All of the entries below must be copied out exactly.

-.-.-

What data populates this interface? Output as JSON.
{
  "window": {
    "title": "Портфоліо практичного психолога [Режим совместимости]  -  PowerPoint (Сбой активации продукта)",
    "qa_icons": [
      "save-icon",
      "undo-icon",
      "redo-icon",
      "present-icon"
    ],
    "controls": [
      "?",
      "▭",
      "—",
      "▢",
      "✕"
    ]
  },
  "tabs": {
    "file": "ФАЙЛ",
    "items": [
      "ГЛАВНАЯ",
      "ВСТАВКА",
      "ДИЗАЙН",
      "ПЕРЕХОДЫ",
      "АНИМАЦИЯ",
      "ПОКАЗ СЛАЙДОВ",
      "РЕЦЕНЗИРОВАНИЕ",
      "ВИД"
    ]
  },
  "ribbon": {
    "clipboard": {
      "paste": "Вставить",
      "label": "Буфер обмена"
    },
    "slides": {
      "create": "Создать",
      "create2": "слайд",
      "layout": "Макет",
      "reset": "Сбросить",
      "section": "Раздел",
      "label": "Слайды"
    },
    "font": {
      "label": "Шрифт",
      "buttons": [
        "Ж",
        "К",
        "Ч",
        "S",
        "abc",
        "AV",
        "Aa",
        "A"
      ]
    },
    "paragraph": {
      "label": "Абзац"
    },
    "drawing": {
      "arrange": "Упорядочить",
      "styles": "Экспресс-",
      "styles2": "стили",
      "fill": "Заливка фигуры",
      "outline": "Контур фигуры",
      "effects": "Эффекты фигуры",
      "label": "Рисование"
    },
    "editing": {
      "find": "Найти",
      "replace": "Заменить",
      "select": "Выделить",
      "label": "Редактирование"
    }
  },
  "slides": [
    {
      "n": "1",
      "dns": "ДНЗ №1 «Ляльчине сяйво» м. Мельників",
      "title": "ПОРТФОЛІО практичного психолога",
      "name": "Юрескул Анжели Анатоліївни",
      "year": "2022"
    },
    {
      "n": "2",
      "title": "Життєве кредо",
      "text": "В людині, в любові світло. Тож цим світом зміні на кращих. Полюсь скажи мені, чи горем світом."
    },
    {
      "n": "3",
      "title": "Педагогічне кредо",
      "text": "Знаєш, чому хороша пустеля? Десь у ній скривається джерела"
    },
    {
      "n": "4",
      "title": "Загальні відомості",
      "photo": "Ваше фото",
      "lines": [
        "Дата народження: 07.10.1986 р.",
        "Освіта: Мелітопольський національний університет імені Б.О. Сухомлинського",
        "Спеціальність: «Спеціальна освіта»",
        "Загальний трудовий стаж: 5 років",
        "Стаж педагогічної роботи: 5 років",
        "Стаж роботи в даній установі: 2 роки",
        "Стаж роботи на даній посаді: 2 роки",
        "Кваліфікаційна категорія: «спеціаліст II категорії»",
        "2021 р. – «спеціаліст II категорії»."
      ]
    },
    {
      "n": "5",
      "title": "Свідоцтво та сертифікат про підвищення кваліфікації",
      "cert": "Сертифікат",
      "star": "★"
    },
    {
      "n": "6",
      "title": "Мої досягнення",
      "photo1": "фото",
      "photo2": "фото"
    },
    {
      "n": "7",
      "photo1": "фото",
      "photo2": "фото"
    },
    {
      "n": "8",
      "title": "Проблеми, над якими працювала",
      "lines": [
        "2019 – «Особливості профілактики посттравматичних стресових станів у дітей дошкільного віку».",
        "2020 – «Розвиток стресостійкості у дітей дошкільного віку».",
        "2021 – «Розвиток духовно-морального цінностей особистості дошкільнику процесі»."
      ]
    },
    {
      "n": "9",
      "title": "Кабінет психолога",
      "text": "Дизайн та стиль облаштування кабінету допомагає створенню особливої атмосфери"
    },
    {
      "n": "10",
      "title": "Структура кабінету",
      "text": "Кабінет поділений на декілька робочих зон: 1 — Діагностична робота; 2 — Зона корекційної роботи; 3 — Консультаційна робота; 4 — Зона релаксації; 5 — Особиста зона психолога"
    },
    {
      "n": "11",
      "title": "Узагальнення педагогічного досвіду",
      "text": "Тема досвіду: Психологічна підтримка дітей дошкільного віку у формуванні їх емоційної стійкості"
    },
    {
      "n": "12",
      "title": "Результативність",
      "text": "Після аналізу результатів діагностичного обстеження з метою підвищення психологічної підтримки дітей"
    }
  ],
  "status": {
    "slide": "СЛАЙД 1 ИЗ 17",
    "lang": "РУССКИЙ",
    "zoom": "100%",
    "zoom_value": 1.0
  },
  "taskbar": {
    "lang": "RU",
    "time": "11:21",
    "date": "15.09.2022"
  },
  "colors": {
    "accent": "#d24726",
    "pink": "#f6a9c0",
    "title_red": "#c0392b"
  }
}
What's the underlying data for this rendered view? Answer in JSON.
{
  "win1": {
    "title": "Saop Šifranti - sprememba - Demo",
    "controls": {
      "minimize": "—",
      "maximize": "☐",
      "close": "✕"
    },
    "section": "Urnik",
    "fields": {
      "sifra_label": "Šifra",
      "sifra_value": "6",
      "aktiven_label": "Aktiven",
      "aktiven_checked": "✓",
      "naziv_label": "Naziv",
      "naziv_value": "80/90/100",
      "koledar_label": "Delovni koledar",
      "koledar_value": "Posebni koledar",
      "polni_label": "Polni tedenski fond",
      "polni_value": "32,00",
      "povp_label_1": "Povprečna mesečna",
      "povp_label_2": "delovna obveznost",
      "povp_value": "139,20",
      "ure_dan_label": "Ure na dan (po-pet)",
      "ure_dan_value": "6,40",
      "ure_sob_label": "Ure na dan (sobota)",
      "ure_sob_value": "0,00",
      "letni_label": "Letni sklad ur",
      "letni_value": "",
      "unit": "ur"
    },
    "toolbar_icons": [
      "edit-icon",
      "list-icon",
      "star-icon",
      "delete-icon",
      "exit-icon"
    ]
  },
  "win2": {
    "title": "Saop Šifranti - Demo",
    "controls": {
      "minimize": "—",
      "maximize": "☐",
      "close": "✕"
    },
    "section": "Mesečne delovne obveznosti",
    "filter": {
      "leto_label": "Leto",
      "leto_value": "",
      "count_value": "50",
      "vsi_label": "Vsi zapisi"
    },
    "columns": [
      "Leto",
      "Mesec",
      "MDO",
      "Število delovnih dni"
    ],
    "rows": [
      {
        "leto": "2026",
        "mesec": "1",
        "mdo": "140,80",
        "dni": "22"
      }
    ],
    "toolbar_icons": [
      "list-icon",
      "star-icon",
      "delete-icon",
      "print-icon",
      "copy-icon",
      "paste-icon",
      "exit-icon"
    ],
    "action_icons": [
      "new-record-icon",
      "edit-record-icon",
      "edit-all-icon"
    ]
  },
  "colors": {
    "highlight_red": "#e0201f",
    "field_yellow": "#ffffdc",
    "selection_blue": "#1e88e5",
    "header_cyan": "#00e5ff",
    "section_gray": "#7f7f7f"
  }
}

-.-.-

- [ANSWER TO THIS TASK]:
What data populates this interface? Output as JSON.
{
  "window": {
    "title": "Портфоліо практичного психолога [Режим совместимости]  -  PowerPoint (Сбой активации продукта)",
    "qa_icons": [
      "save-icon",
      "undo-icon",
      "redo-icon",
      "present-icon"
    ],
    "controls": [
      "?",
      "▭",
      "—",
      "▢",
      "✕"
    ]
  },
  "tabs": {
    "file": "ФАЙЛ",
    "items": [
      "ГЛАВНАЯ",
      "ВСТАВКА",
      "ДИЗАЙН",
      "ПЕРЕХОДЫ",
      "АНИМАЦИЯ",
      "ПОКАЗ СЛАЙДОВ",
      "РЕЦЕНЗИРОВАНИЕ",
      "ВИД"
    ]
  },
  "ribbon": {
    "clipboard": {
      "paste": "Вставить",
      "label": "Буфер обмена"
    },
    "slides": {
      "create": "Создать",
      "create2": "слайд",
      "layout": "Макет",
      "reset": "Сбросить",
      "section": "Раздел",
      "label": "Слайды"
    },
    "font": {
      "label": "Шрифт",
      "buttons": [
        "Ж",
        "К",
        "Ч",
        "S",
        "abc",
        "AV",
        "Aa",
        "A"
      ]
    },
    "paragraph": {
      "label": "Абзац"
    },
    "drawing": {
      "arrange": "Упорядочить",
      "styles": "Экспресс-",
      "styles2": "стили",
      "fill": "Заливка фигуры",
      "outline": "Контур фигуры",
      "effects": "Эффекты фигуры",
      "label": "Рисование"
    },
    "editing": {
      "find": "Найти",
      "replace": "Заменить",
      "select": "Выделить",
      "label": "Редактирование"
    }
  },
  "slides": [
    {
      "n": "1",
      "dns": "ДНЗ №1 «Ляльчине сяйво» м. Мельників",
      "title": "ПОРТФОЛІО практичного психолога",
      "name": "Юрескул Анжели Анатоліївни",
      "year": "2022"
    },
    {
      "n": "2",
      "title": "Життєве кредо",
      "text": "В людині, в любові світло. Тож цим світом зміні на кращих. Полюсь скажи мені, чи горем світом."
    },
    {
      "n": "3",
      "title": "Педагогічне кредо",
      "text": "Знаєш, чому хороша пустеля? Десь у ній скривається джерела"
    },
    {
      "n": "4",
      "title": "Загальні відомості",
      "photo": "Ваше фото",
      "lines": [
        "Дата народження: 07.10.1986 р.",
        "Освіта: Мелітопольський національний університет імені Б.О. Сухомлинського",
        "Спеціальність: «Спеціальна освіта»",
        "Загальний трудовий стаж: 5 років",
        "Стаж педагогічної роботи: 5 років",
        "Стаж роботи в даній установі: 2 роки",
        "Стаж роботи на даній посаді: 2 роки",
        "Кваліфікаційна категорія: «спеціаліст II категорії»",
        "2021 р. – «спеціаліст II категорії»."
      ]
    },
    {
      "n": "5",
      "title": "Свідоцтво та сертифікат про підвищення кваліфікації",
      "cert": "Сертифікат",
      "star": "★"
    },
    {
      "n": "6",
      "title": "Мої досягнення",
      "photo1": "фото",
      "photo2": "фото"
    },
    {
      "n": "7",
      "photo1": "фото",
      "photo2": "фото"
    },
    {
      "n": "8",
      "title": "Проблеми, над якими працювала",
      "lines": [
        "2019 – «Особливості профілактики посттравматичних стресових станів у дітей дошкільного віку».",
        "2020 – «Розвиток стресостійкості у дітей дошкільного віку».",
        "2021 – «Розвиток духовно-морального цінностей особистості дошкільнику процесі»."
      ]
    },
    {
      "n": "9",
      "title": "Кабінет психолога",
      "text": "Дизайн та стиль облаштування кабінету допомагає створенню особливої атмосфери"
    },
    {
      "n": "10",
      "title": "Структура кабінету",
      "text": "Кабінет поділений на декілька робочих зон: 1 — Діагностична робота; 2 — Зона корекційної роботи; 3 — Консультаційна робота; 4 — Зона релаксації; 5 — Особиста зона психолога"
    },
    {
      "n": "11",
      "title": "Узагальнення педагогічного досвіду",
      "text": "Тема досвіду: Психологічна підтримка дітей дошкільного віку у формуванні їх емоційної стійкості"
    },
    {
      "n": "12",
      "title": "Результативність",
      "text": "Після аналізу результатів діагностичного обстеження з метою підвищення психологічної підтримки дітей"
    }
  ],
  "status": {
    "slide": "СЛАЙД 1 ИЗ 17",
    "lang": "РУССКИЙ",
    "zoom": "100%",
    "zoom_value": 1.0
  },
  "taskbar": {
    "lang": "RU",
    "time": "11:21",
    "date": "15.09.2022"
  },
  "colors": {
    "accent": "#d24726",
    "pink": "#f6a9c0",
    "title_red": "#c0392b"
  }
}
What's the underlying data for this rendered view? Answer in JSON.
{
  "win1": {
    "title": "Saop Šifranti - sprememba - Demo",
    "controls": {
      "minimize": "—",
      "maximize": "☐",
      "close": "✕"
    },
    "section": "Urnik",
    "fields": {
      "sifra_label": "Šifra",
      "sifra_value": "6",
      "aktiven_label": "Aktiven",
      "aktiven_checked": "✓",
      "naziv_label": "Naziv",
      "naziv_value": "80/90/100",
      "koledar_label": "Delovni koledar",
      "koledar_value": "Posebni koledar",
      "polni_label": "Polni tedenski fond",
      "polni_value": "32,00",
      "povp_label_1": "Povprečna mesečna",
      "povp_label_2": "delovna obveznost",
      "povp_value": "139,20",
      "ure_dan_label": "Ure na dan (po-pet)",
      "ure_dan_value": "6,40",
      "ure_sob_label": "Ure na dan (sobota)",
      "ure_sob_value": "0,00",
      "letni_label": "Letni sklad ur",
      "letni_value": "",
      "unit": "ur"
    },
    "toolbar_icons": [
      "edit-icon",
      "list-icon",
      "star-icon",
      "delete-icon",
      "exit-icon"
    ]
  },
  "win2": {
    "title": "Saop Šifranti - Demo",
    "controls": {
      "minimize": "—",
      "maximize": "☐",
      "close": "✕"
    },
    "section": "Mesečne delovne obveznosti",
    "filter": {
      "leto_label": "Leto",
      "leto_value": "",
      "count_value": "50",
      "vsi_label": "Vsi zapisi"
    },
    "columns": [
      "Leto",
      "Mesec",
      "MDO",
      "Število delovnih dni"
    ],
    "rows": [
      {
        "leto": "2026",
        "mesec": "1",
        "mdo": "140,80",
        "dni": "22"
      }
    ],
    "toolbar_icons": [
      "list-icon",
      "star-icon",
      "delete-icon",
      "print-icon",
      "copy-icon",
      "paste-icon",
      "exit-icon"
    ],
    "action_icons": [
      "new-record-icon",
      "edit-record-icon",
      "edit-all-icon"
    ]
  },
  "colors": {
    "highlight_red": "#e0201f",
    "field_yellow": "#ffffdc",
    "selection_blue": "#1e88e5",
    "header_cyan": "#00e5ff",
    "section_gray": "#7f7f7f"
  }
}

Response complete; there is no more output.